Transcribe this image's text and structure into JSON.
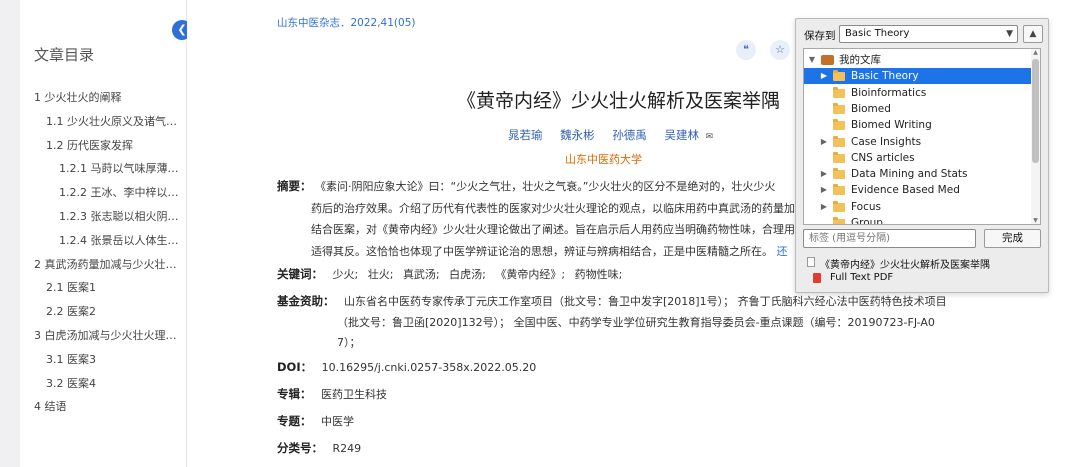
{
  "toc": {
    "title": "文章目录",
    "collapse_icon": "chevron-left-icon",
    "items": [
      {
        "label": "1 少火壮火的阐释",
        "level": 1
      },
      {
        "label": "1.1 少火壮火原义及诸气定义",
        "level": 2
      },
      {
        "label": "1.2 历代医家发挥",
        "level": 2
      },
      {
        "label": "1.2.1 马莳以气味厚薄类…",
        "level": 3
      },
      {
        "label": "1.2.2 王冰、李中梓以人…",
        "level": 3
      },
      {
        "label": "1.2.3 张志聪以相火阴火…",
        "level": 3
      },
      {
        "label": "1.2.4 张景岳以人体生理…",
        "level": 3
      },
      {
        "label": "2 真武汤药量加减与少火壮火…",
        "level": 1
      },
      {
        "label": "2.1 医案1",
        "level": 2
      },
      {
        "label": "2.2 医案2",
        "level": 2
      },
      {
        "label": "3 白虎汤加减与少火壮火理论…",
        "level": 1
      },
      {
        "label": "3.1 医案3",
        "level": 2
      },
      {
        "label": "3.2 医案4",
        "level": 2
      },
      {
        "label": "4 结语",
        "level": 1
      }
    ]
  },
  "article": {
    "journal": "山东中医杂志．2022,41(05)",
    "cite_icon": "quote-icon",
    "fav_icon": "star-icon",
    "title": "《黄帝内经》少火壮火解析及医案举隅",
    "authors": [
      "晁若瑜",
      "魏永彬",
      "孙德禹",
      "吴建林"
    ],
    "org": "山东中医药大学",
    "abstract_label": "摘要：",
    "abstract_lines": [
      "《素问·阴阳应象大论》曰：“少火之气壮，壮火之气衰。”少火壮火的区分不是绝对的，壮火少火",
      "药后的治疗效果。介绍了历代有代表性的医家对少火壮火理论的观点，以临床用药中真武汤的药量加",
      "结合医案，对《黄帝内经》少火壮火理论做出了阐述。旨在启示后人用药应当明确药物性味，合理用",
      "适得其反。这恰恰也体现了中医学辨证论治的思想，辨证与辨病相结合，正是中医精髓之所在。"
    ],
    "abstract_more": "还",
    "keywords_label": "关键词：",
    "keywords": [
      "少火;",
      "壮火;",
      "真武汤;",
      "白虎汤;",
      "《黄帝内经》;",
      "药物性味;"
    ],
    "fund_label": "基金资助：",
    "fund_lines": [
      "山东省名中医药专家传承丁元庆工作室项目（批文号：鲁卫中发字[2018]1号）；  齐鲁丁氏脑科六经心法中医药特色技术项目",
      "（批文号：鲁卫函[2020]132号）；  全国中医、中药学专业学位研究生教育指导委员会-重点课题（编号：20190723-FJ-A0",
      "7）；"
    ],
    "doi_label": "DOI：",
    "doi": "10.16295/j.cnki.0257-358x.2022.05.20",
    "series_label": "专辑：",
    "series": "医药卫生科技",
    "topic_label": "专题：",
    "topic": "中医学",
    "class_label": "分类号：",
    "class": "R249"
  },
  "popup": {
    "save_to_label": "保存到",
    "selected_collection": "Basic Theory",
    "tree": [
      {
        "label": "我的文库",
        "twisty": "▼",
        "depth": 0,
        "selected": false,
        "type": "library"
      },
      {
        "label": "Basic Theory",
        "twisty": "▶",
        "depth": 1,
        "selected": true,
        "type": "folder"
      },
      {
        "label": "Bioinformatics",
        "twisty": "",
        "depth": 1,
        "selected": false,
        "type": "folder"
      },
      {
        "label": "Biomed",
        "twisty": "",
        "depth": 1,
        "selected": false,
        "type": "folder"
      },
      {
        "label": "Biomed Writing",
        "twisty": "",
        "depth": 1,
        "selected": false,
        "type": "folder"
      },
      {
        "label": "Case Insights",
        "twisty": "▶",
        "depth": 1,
        "selected": false,
        "type": "folder"
      },
      {
        "label": "CNS articles",
        "twisty": "",
        "depth": 1,
        "selected": false,
        "type": "folder"
      },
      {
        "label": "Data Mining and Stats",
        "twisty": "▶",
        "depth": 1,
        "selected": false,
        "type": "folder"
      },
      {
        "label": "Evidence Based Med",
        "twisty": "▶",
        "depth": 1,
        "selected": false,
        "type": "folder"
      },
      {
        "label": "Focus",
        "twisty": "▶",
        "depth": 1,
        "selected": false,
        "type": "folder"
      },
      {
        "label": "Group",
        "twisty": "",
        "depth": 1,
        "selected": false,
        "type": "folder"
      }
    ],
    "tags_placeholder": "标签 (用逗号分隔)",
    "done_label": "完成",
    "item_title": "《黄帝内经》少火壮火解析及医案举隅",
    "attachment": "Full Text PDF"
  },
  "colors": {
    "link_blue": "#2f6fd8",
    "org_orange": "#e06a00",
    "selection_blue": "#1d74e8"
  }
}
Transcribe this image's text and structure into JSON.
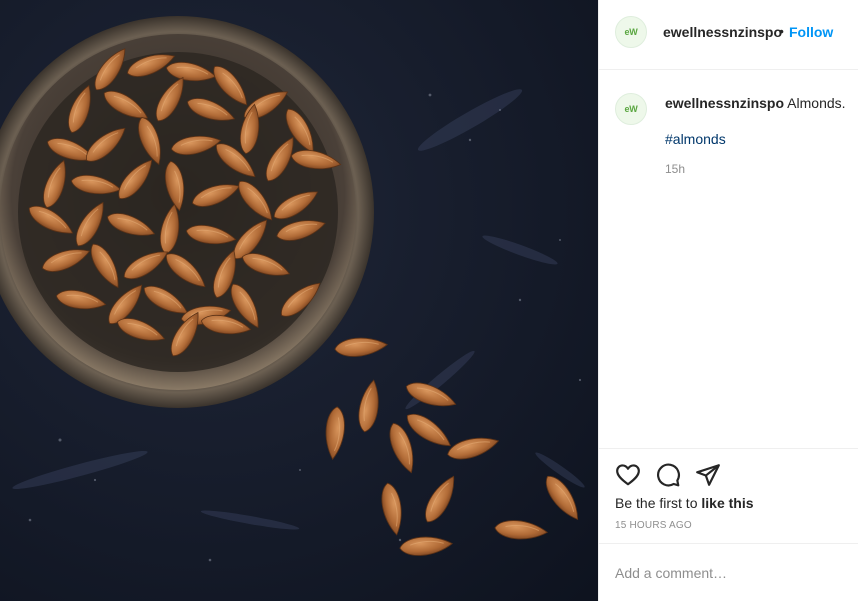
{
  "post": {
    "username": "ewellnessnzinspo",
    "avatar_text": "eW",
    "follow_label": "Follow",
    "separator": "•",
    "image_icon": "photo-almonds-in-bowl"
  },
  "caption": {
    "username": "ewellnessnzinspo",
    "text": "Almonds.",
    "hashtag": "#almonds",
    "time": "15h"
  },
  "actions": {
    "icons": [
      "heart-icon",
      "comment-icon",
      "share-icon"
    ],
    "likes_prefix": "Be the first to ",
    "likes_bold": "like this",
    "date": "15 HOURS AGO"
  },
  "comment": {
    "placeholder": "Add a comment…"
  },
  "colors": {
    "accent": "#0095f6",
    "hashtag": "#00376b",
    "muted": "#8e8e8e",
    "text": "#262626"
  }
}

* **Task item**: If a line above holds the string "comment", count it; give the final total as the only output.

* **Solution for this problem**: 3